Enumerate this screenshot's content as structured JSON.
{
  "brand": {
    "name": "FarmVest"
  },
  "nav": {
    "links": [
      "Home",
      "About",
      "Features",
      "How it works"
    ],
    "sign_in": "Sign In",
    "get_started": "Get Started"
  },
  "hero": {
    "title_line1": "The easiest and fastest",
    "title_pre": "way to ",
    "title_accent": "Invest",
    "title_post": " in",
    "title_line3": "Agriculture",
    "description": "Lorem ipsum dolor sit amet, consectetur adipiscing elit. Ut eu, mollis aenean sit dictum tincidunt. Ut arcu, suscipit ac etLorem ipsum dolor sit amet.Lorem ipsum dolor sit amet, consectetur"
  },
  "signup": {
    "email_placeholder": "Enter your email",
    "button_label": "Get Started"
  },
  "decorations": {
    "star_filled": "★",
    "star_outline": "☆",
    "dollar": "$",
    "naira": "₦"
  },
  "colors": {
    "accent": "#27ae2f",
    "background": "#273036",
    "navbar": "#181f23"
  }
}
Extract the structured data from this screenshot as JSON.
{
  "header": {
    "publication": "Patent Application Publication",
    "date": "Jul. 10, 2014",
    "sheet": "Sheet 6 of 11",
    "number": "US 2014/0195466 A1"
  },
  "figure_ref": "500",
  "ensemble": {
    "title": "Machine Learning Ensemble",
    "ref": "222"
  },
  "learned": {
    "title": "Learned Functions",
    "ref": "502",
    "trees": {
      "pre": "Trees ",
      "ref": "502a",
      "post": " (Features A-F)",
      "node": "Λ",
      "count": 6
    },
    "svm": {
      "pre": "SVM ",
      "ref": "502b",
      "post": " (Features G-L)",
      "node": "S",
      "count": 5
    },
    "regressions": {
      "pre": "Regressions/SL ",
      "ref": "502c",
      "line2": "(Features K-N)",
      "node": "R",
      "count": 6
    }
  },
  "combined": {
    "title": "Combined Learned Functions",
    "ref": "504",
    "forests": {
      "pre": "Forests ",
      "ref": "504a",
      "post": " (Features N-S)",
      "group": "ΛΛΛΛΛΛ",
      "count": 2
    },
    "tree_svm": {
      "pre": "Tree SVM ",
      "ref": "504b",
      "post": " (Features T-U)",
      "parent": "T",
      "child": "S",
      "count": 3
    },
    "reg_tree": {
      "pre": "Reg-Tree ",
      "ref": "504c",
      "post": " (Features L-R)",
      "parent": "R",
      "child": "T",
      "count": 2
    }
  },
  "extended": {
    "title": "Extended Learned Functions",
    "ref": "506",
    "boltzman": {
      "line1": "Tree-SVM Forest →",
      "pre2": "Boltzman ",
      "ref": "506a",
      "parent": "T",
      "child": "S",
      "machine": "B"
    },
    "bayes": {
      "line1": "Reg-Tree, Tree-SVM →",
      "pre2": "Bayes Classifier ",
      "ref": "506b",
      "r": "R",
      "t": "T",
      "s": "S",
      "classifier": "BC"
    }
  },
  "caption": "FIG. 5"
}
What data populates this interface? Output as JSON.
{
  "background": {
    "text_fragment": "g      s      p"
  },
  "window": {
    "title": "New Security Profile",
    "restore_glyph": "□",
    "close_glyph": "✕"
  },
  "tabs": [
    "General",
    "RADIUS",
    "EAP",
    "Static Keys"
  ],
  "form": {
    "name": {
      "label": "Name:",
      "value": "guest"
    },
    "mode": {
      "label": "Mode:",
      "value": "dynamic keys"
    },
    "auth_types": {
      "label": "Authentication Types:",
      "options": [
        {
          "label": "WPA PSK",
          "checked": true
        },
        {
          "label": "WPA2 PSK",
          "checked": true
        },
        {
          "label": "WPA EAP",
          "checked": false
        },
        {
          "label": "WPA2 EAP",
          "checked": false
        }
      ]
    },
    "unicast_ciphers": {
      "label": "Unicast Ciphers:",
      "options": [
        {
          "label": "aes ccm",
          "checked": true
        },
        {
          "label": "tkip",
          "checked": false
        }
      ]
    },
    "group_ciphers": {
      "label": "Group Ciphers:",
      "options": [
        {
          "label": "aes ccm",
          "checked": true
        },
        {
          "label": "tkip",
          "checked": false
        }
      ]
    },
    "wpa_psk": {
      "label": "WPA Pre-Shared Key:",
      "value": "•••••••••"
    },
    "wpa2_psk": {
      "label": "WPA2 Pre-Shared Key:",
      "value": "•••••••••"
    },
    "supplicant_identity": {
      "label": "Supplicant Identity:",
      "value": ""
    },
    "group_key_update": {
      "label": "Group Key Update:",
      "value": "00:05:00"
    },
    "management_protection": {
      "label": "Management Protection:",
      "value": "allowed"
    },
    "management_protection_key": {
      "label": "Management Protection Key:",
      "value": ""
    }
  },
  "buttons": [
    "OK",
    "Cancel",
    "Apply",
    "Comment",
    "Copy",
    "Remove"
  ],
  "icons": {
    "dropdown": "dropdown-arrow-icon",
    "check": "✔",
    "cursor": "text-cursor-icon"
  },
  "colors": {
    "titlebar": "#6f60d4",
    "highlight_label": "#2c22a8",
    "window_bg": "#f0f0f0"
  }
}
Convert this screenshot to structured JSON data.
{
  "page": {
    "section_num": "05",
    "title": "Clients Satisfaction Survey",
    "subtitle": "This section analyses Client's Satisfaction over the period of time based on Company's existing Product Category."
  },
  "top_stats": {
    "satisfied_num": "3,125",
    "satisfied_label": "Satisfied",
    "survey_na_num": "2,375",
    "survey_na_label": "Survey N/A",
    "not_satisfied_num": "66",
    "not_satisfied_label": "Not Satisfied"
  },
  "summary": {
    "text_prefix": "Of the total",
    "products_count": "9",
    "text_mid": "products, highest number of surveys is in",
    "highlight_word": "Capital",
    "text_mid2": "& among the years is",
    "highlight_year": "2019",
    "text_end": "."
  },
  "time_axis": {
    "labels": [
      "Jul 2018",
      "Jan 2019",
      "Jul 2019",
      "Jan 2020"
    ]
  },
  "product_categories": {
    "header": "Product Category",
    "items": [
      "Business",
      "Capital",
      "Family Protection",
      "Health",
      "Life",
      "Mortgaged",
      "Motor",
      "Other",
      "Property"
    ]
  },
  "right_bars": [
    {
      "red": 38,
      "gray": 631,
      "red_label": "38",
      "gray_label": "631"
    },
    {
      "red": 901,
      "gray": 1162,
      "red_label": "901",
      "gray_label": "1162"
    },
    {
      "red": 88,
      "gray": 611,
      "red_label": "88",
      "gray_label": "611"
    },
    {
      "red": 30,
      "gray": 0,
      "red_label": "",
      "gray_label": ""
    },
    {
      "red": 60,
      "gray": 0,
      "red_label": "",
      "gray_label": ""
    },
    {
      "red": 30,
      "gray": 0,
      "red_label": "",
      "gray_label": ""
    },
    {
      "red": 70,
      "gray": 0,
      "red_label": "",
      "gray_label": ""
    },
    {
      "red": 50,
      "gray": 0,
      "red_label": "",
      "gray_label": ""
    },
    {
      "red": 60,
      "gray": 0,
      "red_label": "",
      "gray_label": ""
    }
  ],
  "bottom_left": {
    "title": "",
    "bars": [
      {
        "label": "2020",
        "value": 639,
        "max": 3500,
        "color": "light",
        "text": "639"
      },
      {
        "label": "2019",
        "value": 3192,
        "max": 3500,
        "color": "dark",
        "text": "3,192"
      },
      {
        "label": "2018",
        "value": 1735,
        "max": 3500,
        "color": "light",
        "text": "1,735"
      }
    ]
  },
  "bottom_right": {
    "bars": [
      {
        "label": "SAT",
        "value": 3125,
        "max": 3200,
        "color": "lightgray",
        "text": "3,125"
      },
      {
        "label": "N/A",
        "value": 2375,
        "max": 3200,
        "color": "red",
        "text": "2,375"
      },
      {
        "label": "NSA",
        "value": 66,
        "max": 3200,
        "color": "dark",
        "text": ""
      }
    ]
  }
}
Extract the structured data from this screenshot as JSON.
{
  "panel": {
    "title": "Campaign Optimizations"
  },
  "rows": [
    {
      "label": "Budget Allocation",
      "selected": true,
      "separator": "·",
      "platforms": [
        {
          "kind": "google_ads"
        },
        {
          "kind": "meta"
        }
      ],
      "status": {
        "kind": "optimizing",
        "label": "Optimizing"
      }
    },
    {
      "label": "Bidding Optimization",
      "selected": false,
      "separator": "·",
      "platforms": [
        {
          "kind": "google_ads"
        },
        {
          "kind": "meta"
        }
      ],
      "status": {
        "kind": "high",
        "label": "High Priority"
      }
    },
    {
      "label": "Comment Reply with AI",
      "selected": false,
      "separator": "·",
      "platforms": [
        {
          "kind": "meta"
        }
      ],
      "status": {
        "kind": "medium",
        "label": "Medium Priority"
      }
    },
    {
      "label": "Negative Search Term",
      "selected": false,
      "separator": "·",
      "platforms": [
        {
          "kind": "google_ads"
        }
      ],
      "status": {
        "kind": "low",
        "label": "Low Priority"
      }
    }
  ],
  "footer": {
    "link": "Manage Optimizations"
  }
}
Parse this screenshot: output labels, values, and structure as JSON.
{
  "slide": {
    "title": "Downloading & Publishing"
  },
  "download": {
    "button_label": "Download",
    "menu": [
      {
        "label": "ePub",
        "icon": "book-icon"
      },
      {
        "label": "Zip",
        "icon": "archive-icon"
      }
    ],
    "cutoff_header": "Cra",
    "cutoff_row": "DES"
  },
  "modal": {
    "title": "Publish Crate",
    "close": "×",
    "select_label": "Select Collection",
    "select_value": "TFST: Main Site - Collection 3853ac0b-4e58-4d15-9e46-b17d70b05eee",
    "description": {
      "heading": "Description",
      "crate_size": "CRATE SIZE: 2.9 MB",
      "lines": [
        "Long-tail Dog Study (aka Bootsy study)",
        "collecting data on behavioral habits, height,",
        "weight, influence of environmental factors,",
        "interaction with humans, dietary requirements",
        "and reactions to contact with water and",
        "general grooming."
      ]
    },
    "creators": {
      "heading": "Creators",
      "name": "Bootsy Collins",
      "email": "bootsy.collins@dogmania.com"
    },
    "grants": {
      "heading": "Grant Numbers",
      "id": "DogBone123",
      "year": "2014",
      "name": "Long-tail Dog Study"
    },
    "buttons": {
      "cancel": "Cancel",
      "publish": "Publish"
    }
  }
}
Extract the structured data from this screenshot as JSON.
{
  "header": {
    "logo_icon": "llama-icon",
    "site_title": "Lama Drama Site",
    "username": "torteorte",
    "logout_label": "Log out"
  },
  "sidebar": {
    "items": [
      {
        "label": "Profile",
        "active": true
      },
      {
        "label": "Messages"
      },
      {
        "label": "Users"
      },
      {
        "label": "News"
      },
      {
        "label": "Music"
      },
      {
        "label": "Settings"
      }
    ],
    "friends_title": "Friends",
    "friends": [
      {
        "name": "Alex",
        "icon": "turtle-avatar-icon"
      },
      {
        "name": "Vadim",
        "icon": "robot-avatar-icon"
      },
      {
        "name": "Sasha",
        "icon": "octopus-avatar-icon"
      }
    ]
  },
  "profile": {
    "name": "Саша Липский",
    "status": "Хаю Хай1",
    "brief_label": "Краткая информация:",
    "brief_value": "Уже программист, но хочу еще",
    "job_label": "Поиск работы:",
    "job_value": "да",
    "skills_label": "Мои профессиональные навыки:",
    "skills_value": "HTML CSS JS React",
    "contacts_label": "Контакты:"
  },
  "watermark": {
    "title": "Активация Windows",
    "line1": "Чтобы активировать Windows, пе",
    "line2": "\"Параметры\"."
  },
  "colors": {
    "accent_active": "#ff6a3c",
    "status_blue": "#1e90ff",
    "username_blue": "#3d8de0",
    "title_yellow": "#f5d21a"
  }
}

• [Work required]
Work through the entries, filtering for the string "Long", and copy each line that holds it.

• [Solution to this problem]
        "Long-tail Dog Study (aka Bootsy study)",
      "name": "Long-tail Dog Study"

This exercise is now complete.